By Anne Sherman
With only three months to Christmas and thoughts turn to the special gift we can give to friends and family, the catalogues selling personalised gifts nearly always included something along the lines of history of surnames or heraldry merchandise. These catalogues would have you believe that everyone with the same surnames descends from the same wealthy family or have an entitlement to the family Coat of Arms. Sadly this is all a myth that many would like to believe in, but few have the right family connections.
As a case in point I have been approached by potential clients who have wanted me to prove the link between their family tree and a crest or wealthy family. Sadly I had to let them all down. It is therefore time to look at these myths and the reality.

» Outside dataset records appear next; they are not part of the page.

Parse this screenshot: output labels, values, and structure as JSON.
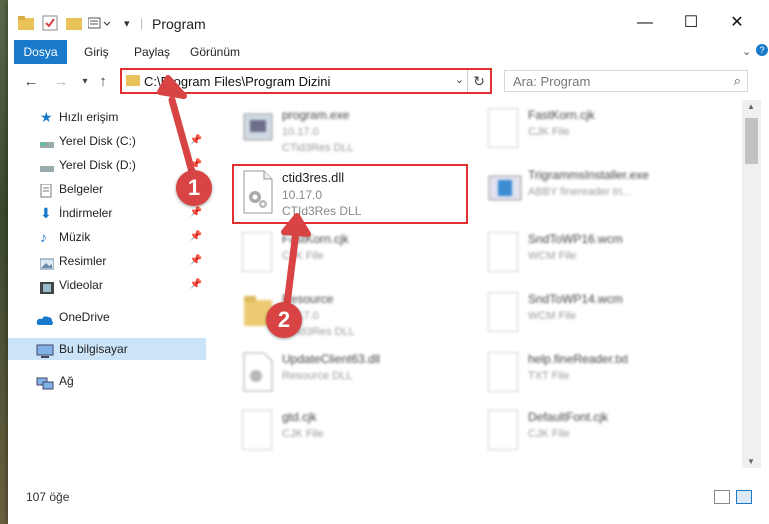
{
  "window": {
    "title": "Program"
  },
  "ribbon": {
    "tabs": [
      "Dosya",
      "Giriş",
      "Paylaş",
      "Görünüm"
    ]
  },
  "address": {
    "path": "C:\\Program Files\\Program Dizini"
  },
  "search": {
    "placeholder": "Ara: Program"
  },
  "sidebar": {
    "items": [
      {
        "label": "Hızlı erişim",
        "pinned": false
      },
      {
        "label": "Yerel Disk (C:)",
        "pinned": true
      },
      {
        "label": "Yerel Disk (D:)",
        "pinned": true
      },
      {
        "label": "Belgeler",
        "pinned": true
      },
      {
        "label": "İndirmeler",
        "pinned": true
      },
      {
        "label": "Müzik",
        "pinned": true
      },
      {
        "label": "Resimler",
        "pinned": true
      },
      {
        "label": "Videolar",
        "pinned": true
      },
      {
        "label": "OneDrive",
        "pinned": false
      },
      {
        "label": "Bu bilgisayar",
        "pinned": false
      },
      {
        "label": "Ağ",
        "pinned": false
      }
    ]
  },
  "files": {
    "left": [
      {
        "name": "program.exe",
        "l2": "10.17.0",
        "l3": "CTid3Res DLL"
      },
      {
        "name": "ctid3res.dll",
        "l2": "10.17.0",
        "l3": "CTId3Res DLL"
      },
      {
        "name": "FastKorn.cjk",
        "l2": "CJK File",
        "l3": ""
      },
      {
        "name": "Resource",
        "l2": "10.17.0",
        "l3": "CTId3Res DLL"
      },
      {
        "name": "UpdateClient63.dll",
        "l2": "Resource DLL",
        "l3": ""
      },
      {
        "name": "gtd.cjk",
        "l2": "CJK File",
        "l3": ""
      }
    ],
    "right": [
      {
        "name": "FastKorn.cjk",
        "l2": "CJK File",
        "l3": ""
      },
      {
        "name": "TrigrammsInstaller.exe",
        "l2": "ABBY finereader tri...",
        "l3": ""
      },
      {
        "name": "SndToWP16.wcm",
        "l2": "WCM File",
        "l3": ""
      },
      {
        "name": "SndToWP14.wcm",
        "l2": "WCM File",
        "l3": ""
      },
      {
        "name": "help.fineReader.txt",
        "l2": "TXT File",
        "l3": ""
      },
      {
        "name": "DefaultFont.cjk",
        "l2": "CJK File",
        "l3": ""
      }
    ]
  },
  "status": {
    "count": "107 öğe"
  },
  "annotations": {
    "badge1": "1",
    "badge2": "2"
  }
}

To begin with let me explain that a Crest, contrary to popular belief, is not the same as the Coat of Arms, but it is simply one small part that sits on top of helmet or helm. The image below shows a Sea Lion as the Crest.
Coats of Arms have NEVER belonged to a family or name, they belong to individuals. In reality people with the same surname (including uncles, cousins, brothers, or others who are not necessarily related) can have a completely different Coat of Arms. Any company which suggests that one Coat of Arms belongs to everyone with that surname is, quite frankly, wilfully misleading you simply so you will buy it. In fact in Scotland it is illegal to display a Coat of Arms that is not yours.
A Coat of Arms must be unique as it was a form of identification, and is inherited by the original owner’s legitimate heirs (usually the eldest surviving son). Other sons can use a similar Coat of Arms as their father but with additions (Cadency) to ensure that it identifies the correct person. Only the heir of the original holder will have the unchanged Coat of Arms once the owner has died.
Not everyone was (or is even today) entitled to a Coat of Arms. The King/Queen of Britain was the only person who could grant a right to bear arms (and therefore have a Coat of Arms designed for them). This role has now been given to the College of Arms on behalf of the Monarch. The right to bear arms was seen as a recognition of rank or status, and the person it was conferred upon had the status of a Gentleman or higher and the wealth that such status would require. It is, of course, quite feasible that you are related to someone who was entitled to a Coat of Arms, but that does not mean that you are also entitled to it. Systematic and proper research with undoubted proof may connect you to an illustrious ancestral line. Sadly some researchers and even those professing to be Professional researchers may make biased assumptions in order to link a particular family line to one with the Right to a Coat of Arms, which is why you should engage someone who is trained, or works, within the area of Heraldic research.
Genealogy has long been an important part of the Heraldic process and there are several quite old books that have been written detailing the family history of the Peerage. An internet search for peerage books is an easy way to find these. This link may help you.
Even these books cannot be taken at face value as some of them have since been found to be unreliable. In 1901 genealogist J. H. Round stated in the preface of his book ‘Studies in Peerage and Family History’ that some older genealogy consisted of invented pedigrees or histories repeated without question. Sadly this is still a problem today.
So next time you see a personalised gift offering you your own Coat Of Arms, don’t be fooled! If you think your family may have had entitlement of a Coat of Arms in the past, contact a professional genealogy researcher with experience/qualifications in heraldry or the College of Arms in London who can do the research for you.
History of Heraldry
Studies in Peerage and Family History by J. H. Round (1901)
Complete Guide to Heraldry by Arthur Charles Fox-Davies (1909)